§ **Available data**:
○ ○ ○ ○

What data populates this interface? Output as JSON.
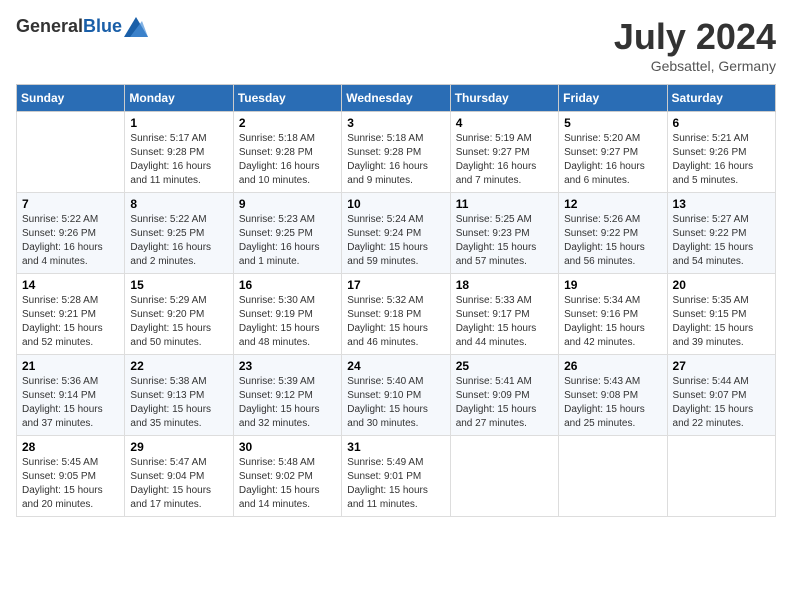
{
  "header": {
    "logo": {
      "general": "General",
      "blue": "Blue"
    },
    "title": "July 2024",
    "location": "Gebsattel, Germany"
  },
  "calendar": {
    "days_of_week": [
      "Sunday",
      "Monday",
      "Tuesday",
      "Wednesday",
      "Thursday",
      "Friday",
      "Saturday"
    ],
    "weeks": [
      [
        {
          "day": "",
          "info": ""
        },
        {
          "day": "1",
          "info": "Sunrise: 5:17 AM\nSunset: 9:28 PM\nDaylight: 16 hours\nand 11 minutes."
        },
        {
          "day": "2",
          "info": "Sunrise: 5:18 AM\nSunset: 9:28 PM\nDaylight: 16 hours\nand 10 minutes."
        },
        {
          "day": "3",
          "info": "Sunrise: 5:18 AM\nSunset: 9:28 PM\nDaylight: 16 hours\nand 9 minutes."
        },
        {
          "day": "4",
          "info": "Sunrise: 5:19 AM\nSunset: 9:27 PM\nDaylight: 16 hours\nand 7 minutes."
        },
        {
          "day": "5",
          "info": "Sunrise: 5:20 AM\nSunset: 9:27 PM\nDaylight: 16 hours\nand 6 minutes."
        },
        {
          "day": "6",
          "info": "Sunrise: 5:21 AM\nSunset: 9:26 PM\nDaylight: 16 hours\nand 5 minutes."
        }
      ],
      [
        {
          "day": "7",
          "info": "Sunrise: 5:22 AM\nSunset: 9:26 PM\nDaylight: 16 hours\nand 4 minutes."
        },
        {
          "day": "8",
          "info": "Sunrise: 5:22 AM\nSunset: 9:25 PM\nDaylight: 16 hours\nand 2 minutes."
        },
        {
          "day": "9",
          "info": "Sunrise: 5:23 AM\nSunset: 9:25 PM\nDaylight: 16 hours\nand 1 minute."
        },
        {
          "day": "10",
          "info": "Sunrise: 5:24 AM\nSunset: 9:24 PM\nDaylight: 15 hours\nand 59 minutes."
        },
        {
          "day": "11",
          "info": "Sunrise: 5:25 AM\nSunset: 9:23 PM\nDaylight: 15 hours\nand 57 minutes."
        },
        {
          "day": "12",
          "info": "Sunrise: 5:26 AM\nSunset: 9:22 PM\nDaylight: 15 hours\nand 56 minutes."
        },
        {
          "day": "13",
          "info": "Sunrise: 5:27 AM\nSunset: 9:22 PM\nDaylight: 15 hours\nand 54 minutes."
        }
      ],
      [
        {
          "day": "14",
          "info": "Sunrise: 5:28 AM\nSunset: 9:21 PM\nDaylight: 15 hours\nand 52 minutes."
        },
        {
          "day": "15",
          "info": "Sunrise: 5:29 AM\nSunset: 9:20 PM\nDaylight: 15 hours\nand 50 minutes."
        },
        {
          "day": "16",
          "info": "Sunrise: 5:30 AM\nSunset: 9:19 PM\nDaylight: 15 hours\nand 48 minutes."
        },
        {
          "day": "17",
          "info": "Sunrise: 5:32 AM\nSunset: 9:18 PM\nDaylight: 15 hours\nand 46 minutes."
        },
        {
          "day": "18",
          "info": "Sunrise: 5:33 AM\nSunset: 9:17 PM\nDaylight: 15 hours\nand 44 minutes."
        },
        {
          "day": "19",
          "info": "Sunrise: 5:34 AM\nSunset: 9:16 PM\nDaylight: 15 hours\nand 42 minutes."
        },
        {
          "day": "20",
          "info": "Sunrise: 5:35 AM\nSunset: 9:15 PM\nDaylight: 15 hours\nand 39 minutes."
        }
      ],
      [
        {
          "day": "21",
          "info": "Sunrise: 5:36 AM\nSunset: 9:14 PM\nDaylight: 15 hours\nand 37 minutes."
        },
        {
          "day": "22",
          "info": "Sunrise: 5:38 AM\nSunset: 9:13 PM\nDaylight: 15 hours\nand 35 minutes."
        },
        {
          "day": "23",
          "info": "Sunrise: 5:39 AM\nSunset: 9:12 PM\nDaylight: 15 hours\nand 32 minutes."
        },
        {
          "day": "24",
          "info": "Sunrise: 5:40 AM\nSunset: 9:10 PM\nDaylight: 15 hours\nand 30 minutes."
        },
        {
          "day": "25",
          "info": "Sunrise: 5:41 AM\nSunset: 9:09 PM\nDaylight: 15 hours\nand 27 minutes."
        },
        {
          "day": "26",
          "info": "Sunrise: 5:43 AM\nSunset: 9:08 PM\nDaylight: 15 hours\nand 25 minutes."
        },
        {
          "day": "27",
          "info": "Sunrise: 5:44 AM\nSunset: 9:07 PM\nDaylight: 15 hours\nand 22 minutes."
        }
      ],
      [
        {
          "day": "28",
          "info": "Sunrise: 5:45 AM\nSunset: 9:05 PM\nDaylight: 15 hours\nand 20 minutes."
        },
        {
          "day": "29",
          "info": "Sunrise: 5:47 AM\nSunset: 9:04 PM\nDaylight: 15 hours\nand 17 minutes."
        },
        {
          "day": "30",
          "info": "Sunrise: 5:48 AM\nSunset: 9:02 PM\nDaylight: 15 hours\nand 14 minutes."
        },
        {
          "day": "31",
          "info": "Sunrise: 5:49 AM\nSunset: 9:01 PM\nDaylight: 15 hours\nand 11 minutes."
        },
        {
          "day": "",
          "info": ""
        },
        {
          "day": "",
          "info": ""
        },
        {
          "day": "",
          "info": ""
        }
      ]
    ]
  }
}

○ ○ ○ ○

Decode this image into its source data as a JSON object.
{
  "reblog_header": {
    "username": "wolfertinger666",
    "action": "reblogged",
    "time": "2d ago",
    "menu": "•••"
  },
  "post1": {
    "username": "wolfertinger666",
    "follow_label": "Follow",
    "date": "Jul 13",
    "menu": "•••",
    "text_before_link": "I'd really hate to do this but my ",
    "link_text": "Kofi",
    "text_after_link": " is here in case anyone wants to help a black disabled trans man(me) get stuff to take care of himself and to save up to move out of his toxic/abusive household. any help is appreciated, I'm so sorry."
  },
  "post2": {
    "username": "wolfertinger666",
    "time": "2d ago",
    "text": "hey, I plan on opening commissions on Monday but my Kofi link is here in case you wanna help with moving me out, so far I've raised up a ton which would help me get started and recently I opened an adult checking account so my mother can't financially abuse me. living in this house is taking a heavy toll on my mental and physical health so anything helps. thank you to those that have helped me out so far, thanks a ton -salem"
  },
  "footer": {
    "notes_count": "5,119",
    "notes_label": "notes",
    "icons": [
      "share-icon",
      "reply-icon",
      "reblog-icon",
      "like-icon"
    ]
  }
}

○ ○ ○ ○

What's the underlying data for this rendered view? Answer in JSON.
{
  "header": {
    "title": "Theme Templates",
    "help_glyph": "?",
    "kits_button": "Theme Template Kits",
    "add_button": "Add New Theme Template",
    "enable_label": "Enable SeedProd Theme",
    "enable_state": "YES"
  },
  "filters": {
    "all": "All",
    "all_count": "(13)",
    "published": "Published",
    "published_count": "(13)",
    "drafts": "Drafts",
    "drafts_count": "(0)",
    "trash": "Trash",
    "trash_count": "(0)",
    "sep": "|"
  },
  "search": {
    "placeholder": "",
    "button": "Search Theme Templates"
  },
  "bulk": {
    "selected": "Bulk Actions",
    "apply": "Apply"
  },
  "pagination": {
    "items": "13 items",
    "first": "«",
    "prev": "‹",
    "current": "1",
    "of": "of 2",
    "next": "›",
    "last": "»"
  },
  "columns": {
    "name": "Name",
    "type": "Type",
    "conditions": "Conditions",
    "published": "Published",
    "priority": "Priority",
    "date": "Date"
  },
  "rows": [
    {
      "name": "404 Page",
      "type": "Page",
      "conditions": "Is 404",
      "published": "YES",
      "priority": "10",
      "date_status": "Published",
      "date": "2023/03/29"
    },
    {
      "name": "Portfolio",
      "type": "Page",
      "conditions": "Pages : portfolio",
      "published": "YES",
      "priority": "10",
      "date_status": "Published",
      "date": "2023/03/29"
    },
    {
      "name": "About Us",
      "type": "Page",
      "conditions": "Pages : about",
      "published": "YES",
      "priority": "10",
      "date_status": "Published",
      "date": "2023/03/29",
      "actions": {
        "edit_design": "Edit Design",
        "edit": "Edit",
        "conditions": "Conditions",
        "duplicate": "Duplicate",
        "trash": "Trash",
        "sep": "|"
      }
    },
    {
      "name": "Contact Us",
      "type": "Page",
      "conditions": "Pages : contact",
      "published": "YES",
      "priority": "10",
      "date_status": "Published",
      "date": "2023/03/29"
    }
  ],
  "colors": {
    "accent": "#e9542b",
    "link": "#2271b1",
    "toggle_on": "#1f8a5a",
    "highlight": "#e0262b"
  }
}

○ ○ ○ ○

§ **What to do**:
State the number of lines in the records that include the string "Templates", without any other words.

§ **Answer box**:
2